I confess: when it comes to my kitchen, I am not a very good sharer. Even with a family full of talented cooks, I’ve never mastered the easy back-and-forth of two meal makers working in tandem. We tend instead to take turns with parts of dinner: Evan does his delicious thing with his array of professional gadgets, including his sous-vide, and when he is finished, I can then step in and make dessert. Ditto when Sher, Yaj, Patrick, Rose or Julie is at the helm. And when I AM asked to help, it’s to do the pain in the neck jobs. Evan in particular will ask me to take every single tiny cilantro leaf off its stem before chopping—and he checks! My approach to herbs is to just toss them in, stems and all—which is why I would be the one tossed, right out of the Culinary Institute of America.
But lately I have found myself happily sharing my mixer and oven, and working harmoniously with, my little Kitchen Wizard, Aiden. From early on, he has been fascinated by cooking and baking (with is ironic, because he is by far the worst eater in the house). But he WILL eat what he fixes—a good reason to invite him to prepare food with me on a regular basis. We have our routine: Aiden drags a chair from the dining room into the kitchen so he can reach the counter.
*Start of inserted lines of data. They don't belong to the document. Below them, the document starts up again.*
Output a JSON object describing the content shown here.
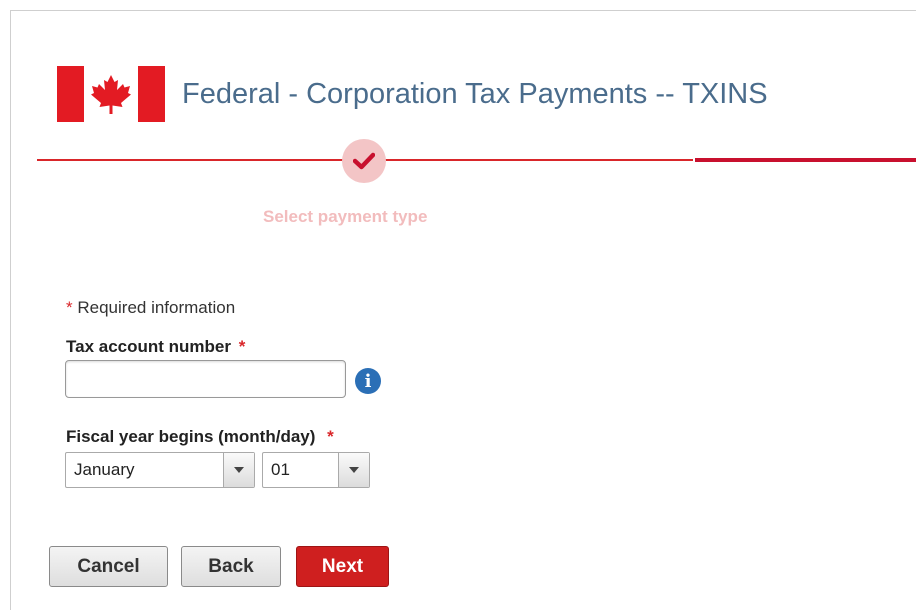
{
  "header": {
    "title": "Federal - Corporation Tax Payments -- TXINS",
    "flag_icon": "canada-flag-icon"
  },
  "progress": {
    "steps": [
      {
        "label": "Select payment type",
        "status": "complete",
        "icon": "checkmark-icon"
      }
    ],
    "colors": {
      "complete": "#f3c5c6",
      "line": "#d9262a"
    }
  },
  "form": {
    "required_star": "*",
    "required_note": "Required information",
    "tax_account": {
      "label": "Tax account number",
      "value": "",
      "placeholder": "",
      "info_icon": "info-icon"
    },
    "fiscal_year": {
      "label": "Fiscal year begins (month/day)",
      "month": "January",
      "day": "01"
    }
  },
  "buttons": {
    "cancel": "Cancel",
    "back": "Back",
    "next": "Next"
  },
  "colors": {
    "title": "#4a6c8c",
    "accent": "#cf1f1f",
    "info": "#2b6fb6"
  }
}
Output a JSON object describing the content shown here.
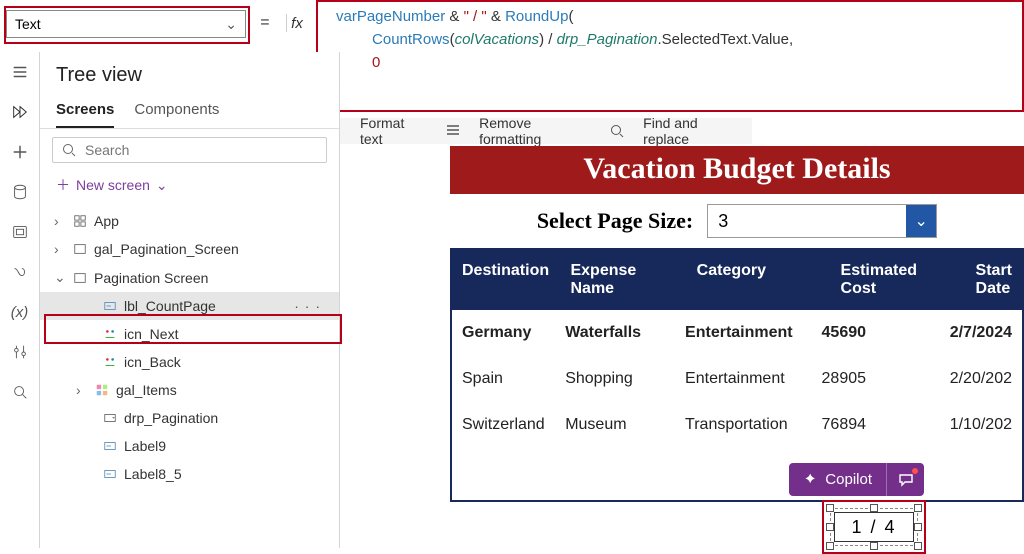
{
  "property_selector": {
    "value": "Text"
  },
  "formula": {
    "raw": "varPageNumber & \" / \" & RoundUp(\n    CountRows(colVacations) / drp_Pagination.SelectedText.Value,\n    0\n)",
    "tokens": {
      "varPageNumber": "varPageNumber",
      "amp1": " & ",
      "str": "\" / \"",
      "amp2": " & ",
      "RoundUp": "RoundUp",
      "open": "(",
      "CountRows": "CountRows",
      "open2": "(",
      "colVacations": "colVacations",
      "close2": ")",
      "div": " / ",
      "drp": "drp_Pagination",
      "dot": ".SelectedText.Value,",
      "zero": "0",
      "close": ")"
    }
  },
  "format_bar": {
    "format": "Format text",
    "remove": "Remove formatting",
    "find": "Find and replace"
  },
  "panel": {
    "title": "Tree view",
    "tabs": {
      "screens": "Screens",
      "components": "Components"
    },
    "search_placeholder": "Search",
    "new_screen": "New screen"
  },
  "tree": {
    "app": "App",
    "gal_pag_screen": "gal_Pagination_Screen",
    "pagination_screen": "Pagination Screen",
    "lbl_countpage": "lbl_CountPage",
    "icn_next": "icn_Next",
    "icn_back": "icn_Back",
    "gal_items": "gal_Items",
    "drp_pagination": "drp_Pagination",
    "label9": "Label9",
    "label8_5": "Label8_5"
  },
  "app": {
    "title": "Vacation Budget Details",
    "page_size_label": "Select Page Size:",
    "page_size_value": "3",
    "columns": {
      "c1": "Destination",
      "c2": "Expense Name",
      "c3": "Category",
      "c4": "Estimated Cost",
      "c5": "Start Date"
    },
    "rows": [
      {
        "c1": "Germany",
        "c2": "Waterfalls",
        "c3": "Entertainment",
        "c4": "45690",
        "c5": "2/7/2024"
      },
      {
        "c1": "Spain",
        "c2": "Shopping",
        "c3": "Entertainment",
        "c4": "28905",
        "c5": "2/20/202"
      },
      {
        "c1": "Switzerland",
        "c2": "Museum",
        "c3": "Transportation",
        "c4": "76894",
        "c5": "1/10/202"
      }
    ],
    "copilot": "Copilot",
    "pager": "1 / 4"
  }
}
Then he washes his hands in the sink, then he doffs his snappy Thomas the Tank Engine apron. With that, he’s all set to go!
Chocolate Mocha Cake was the gateway baked good that got him interested in the process of preparation. He learned how to separate eggs, handle the beaters, and frost the finished product. As he’s still a bit young to handle doling out small amounts of ingredients, our mantra with measuring spoons and cups is “Nana measures, Aiden pours.” After we had branched out from cakes to cupcakes and cookies, I thought his attention might flag. But no! He has recently helped me make chili, meatballs, and pasta sauce. I find myself getting excited about meal prep again, just so I can spend special time with my guy.
This weekend he will be helping me make Italian sausage and tortellini soup, which should be a snap. So I decided he was up to a challenge: we will also bake whole wheat and orange bread together! This will be Aiden’s first experience with yeast, and rising dough, and I look forward to his reaction. He already has the chops for kneading (I’ve seen the way he pushes and pulls his brother), so I’m betting he will enjoy that part.
Aiden is learning so much these days: to write his name, to shoot baskets at the park, to ride his trike. Cooking with me may soon take a back seat to other pursuits, I know.
But while it lasts, I will treasure every moment with my dearest sous-chef.